** Records to use follows **
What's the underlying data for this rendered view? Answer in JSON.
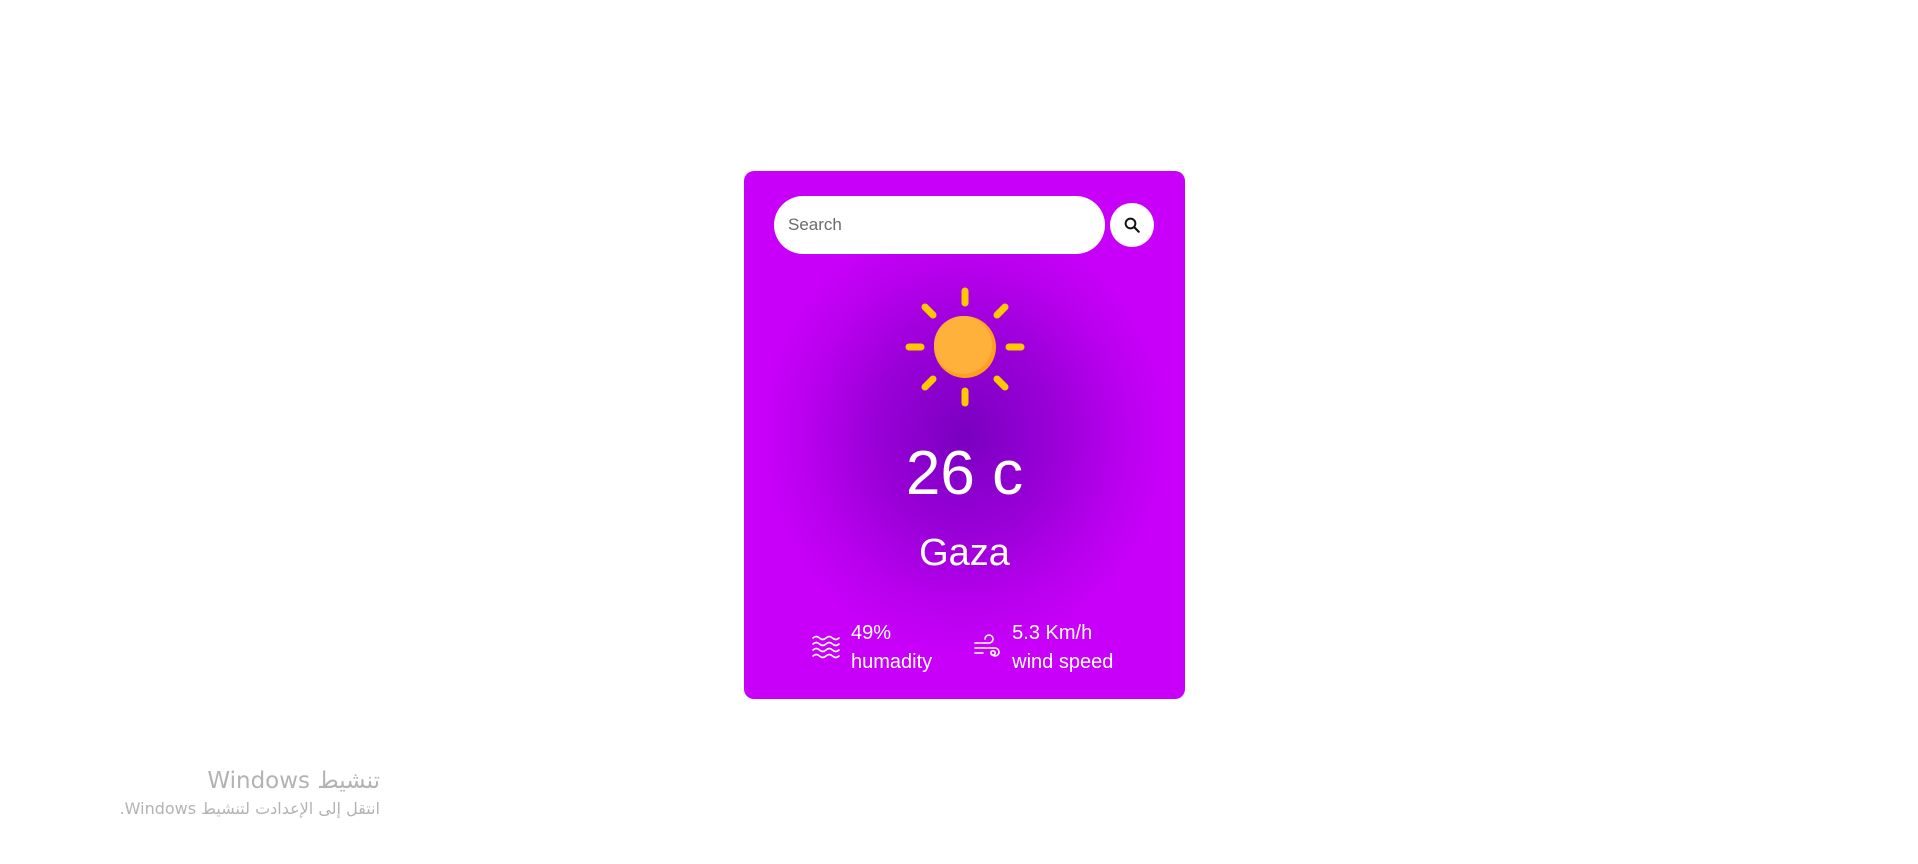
{
  "search": {
    "placeholder": "Search",
    "button_icon": "search-icon"
  },
  "weather": {
    "icon": "sun-icon",
    "temperature": "26 c",
    "city": "Gaza",
    "humidity": {
      "icon": "humidity-waves-icon",
      "value": "49%",
      "label": "humadity"
    },
    "wind": {
      "icon": "wind-icon",
      "value": "5.3 Km/h",
      "label": "wind speed"
    }
  },
  "watermark": {
    "title": "تنشيط Windows",
    "subtitle": "انتقل إلى الإعدادت لتنشيط Windows."
  },
  "colors": {
    "card_center": "#7a00c0",
    "card_edge": "#c800fa",
    "sun": "#ffb13b",
    "sun_rays": "#ffc800",
    "watermark_text": "#b3b3b3"
  }
}
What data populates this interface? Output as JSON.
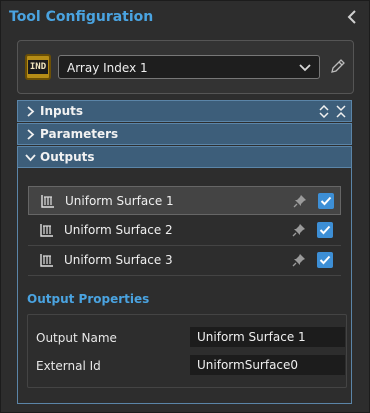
{
  "header": {
    "title": "Tool Configuration",
    "collapse_icon": "chevron-left-icon"
  },
  "tool": {
    "badge": "IND",
    "selected": "Array Index 1"
  },
  "sections": [
    {
      "label": "Inputs",
      "expanded": false
    },
    {
      "label": "Parameters",
      "expanded": false
    },
    {
      "label": "Outputs",
      "expanded": true
    }
  ],
  "outputs": [
    {
      "label": "Uniform Surface 1",
      "checked": true,
      "selected": true
    },
    {
      "label": "Uniform Surface 2",
      "checked": true,
      "selected": false
    },
    {
      "label": "Uniform Surface 3",
      "checked": true,
      "selected": false
    }
  ],
  "output_properties": {
    "title": "Output Properties",
    "fields": [
      {
        "label": "Output Name",
        "value": "Uniform Surface 1"
      },
      {
        "label": "External Id",
        "value": "UniformSurface0"
      }
    ]
  },
  "colors": {
    "accent": "#4aa3e0",
    "section_bg": "#3d5e7a",
    "checkbox": "#3d8fd6",
    "badge": "#b68d17"
  }
}
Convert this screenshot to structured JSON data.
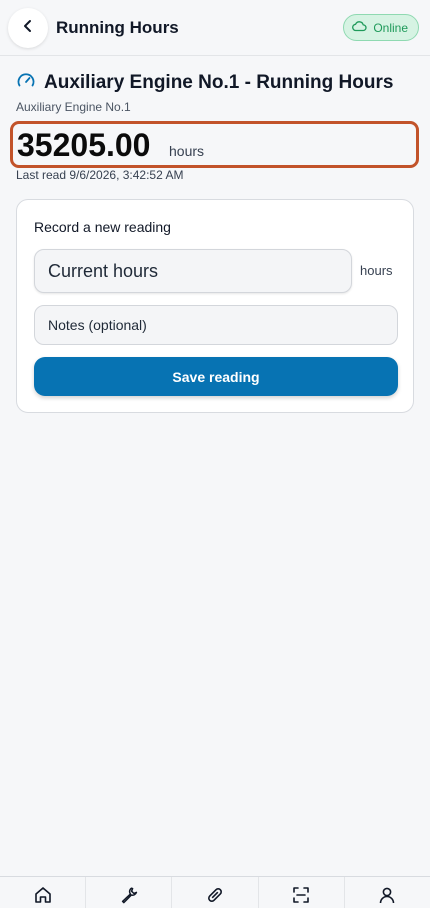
{
  "header": {
    "title": "Running Hours",
    "status_label": "Online",
    "back_icon": "chevron-left-icon",
    "status_icon": "cloud-icon"
  },
  "meter": {
    "title": "Auxiliary Engine No.1 - Running Hours",
    "subtitle": "Auxiliary Engine No.1",
    "reading": "35205.00",
    "unit": "hours",
    "last_read": "Last read 9/6/2026, 3:42:52 AM",
    "icon": "gauge-icon"
  },
  "form": {
    "title": "Record a new reading",
    "hours_placeholder": "Current hours",
    "hours_value": "",
    "hours_suffix": "hours",
    "notes_placeholder": "Notes (optional)",
    "notes_value": "",
    "save_label": "Save reading"
  },
  "nav": {
    "items": [
      {
        "icon": "home-icon"
      },
      {
        "icon": "wrench-icon"
      },
      {
        "icon": "pill-icon"
      },
      {
        "icon": "scan-icon"
      },
      {
        "icon": "user-icon"
      }
    ]
  },
  "colors": {
    "accent": "#0773b3",
    "highlight_border": "#c2532a",
    "online_bg": "#d6f3e3",
    "online_text": "#1f9a5a"
  }
}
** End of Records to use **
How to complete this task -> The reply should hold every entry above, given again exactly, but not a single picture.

Completed task ->
What's the underlying data for this rendered view? Answer in JSON.
{
  "search": {
    "placeholder": "Search",
    "button_icon": "search-icon"
  },
  "weather": {
    "icon": "sun-icon",
    "temperature": "26 c",
    "city": "Gaza",
    "humidity": {
      "icon": "humidity-waves-icon",
      "value": "49%",
      "label": "humadity"
    },
    "wind": {
      "icon": "wind-icon",
      "value": "5.3 Km/h",
      "label": "wind speed"
    }
  },
  "watermark": {
    "title": "تنشيط Windows",
    "subtitle": "انتقل إلى الإعدادت لتنشيط Windows."
  },
  "colors": {
    "card_center": "#7a00c0",
    "card_edge": "#c800fa",
    "sun": "#ffb13b",
    "sun_rays": "#ffc800",
    "watermark_text": "#b3b3b3"
  }
}
What data populates this interface? Output as JSON.
{
  "header": {
    "title": "Tool Configuration",
    "collapse_icon": "chevron-left-icon"
  },
  "tool": {
    "badge": "IND",
    "selected": "Array Index 1"
  },
  "sections": [
    {
      "label": "Inputs",
      "expanded": false
    },
    {
      "label": "Parameters",
      "expanded": false
    },
    {
      "label": "Outputs",
      "expanded": true
    }
  ],
  "outputs": [
    {
      "label": "Uniform Surface 1",
      "checked": true,
      "selected": true
    },
    {
      "label": "Uniform Surface 2",
      "checked": true,
      "selected": false
    },
    {
      "label": "Uniform Surface 3",
      "checked": true,
      "selected": false
    }
  ],
  "output_properties": {
    "title": "Output Properties",
    "fields": [
      {
        "label": "Output Name",
        "value": "Uniform Surface 1"
      },
      {
        "label": "External Id",
        "value": "UniformSurface0"
      }
    ]
  },
  "colors": {
    "accent": "#4aa3e0",
    "section_bg": "#3d5e7a",
    "checkbox": "#3d8fd6",
    "badge": "#b68d17"
  }
}
Convert this screenshot to structured JSON data.
{
  "header": {
    "title": "Running Hours",
    "status_label": "Online",
    "back_icon": "chevron-left-icon",
    "status_icon": "cloud-icon"
  },
  "meter": {
    "title": "Auxiliary Engine No.1 - Running Hours",
    "subtitle": "Auxiliary Engine No.1",
    "reading": "35205.00",
    "unit": "hours",
    "last_read": "Last read 9/6/2026, 3:42:52 AM",
    "icon": "gauge-icon"
  },
  "form": {
    "title": "Record a new reading",
    "hours_placeholder": "Current hours",
    "hours_value": "",
    "hours_suffix": "hours",
    "notes_placeholder": "Notes (optional)",
    "notes_value": "",
    "save_label": "Save reading"
  },
  "nav": {
    "items": [
      {
        "icon": "home-icon"
      },
      {
        "icon": "wrench-icon"
      },
      {
        "icon": "pill-icon"
      },
      {
        "icon": "scan-icon"
      },
      {
        "icon": "user-icon"
      }
    ]
  },
  "colors": {
    "accent": "#0773b3",
    "highlight_border": "#c2532a",
    "online_bg": "#d6f3e3",
    "online_text": "#1f9a5a"
  }
}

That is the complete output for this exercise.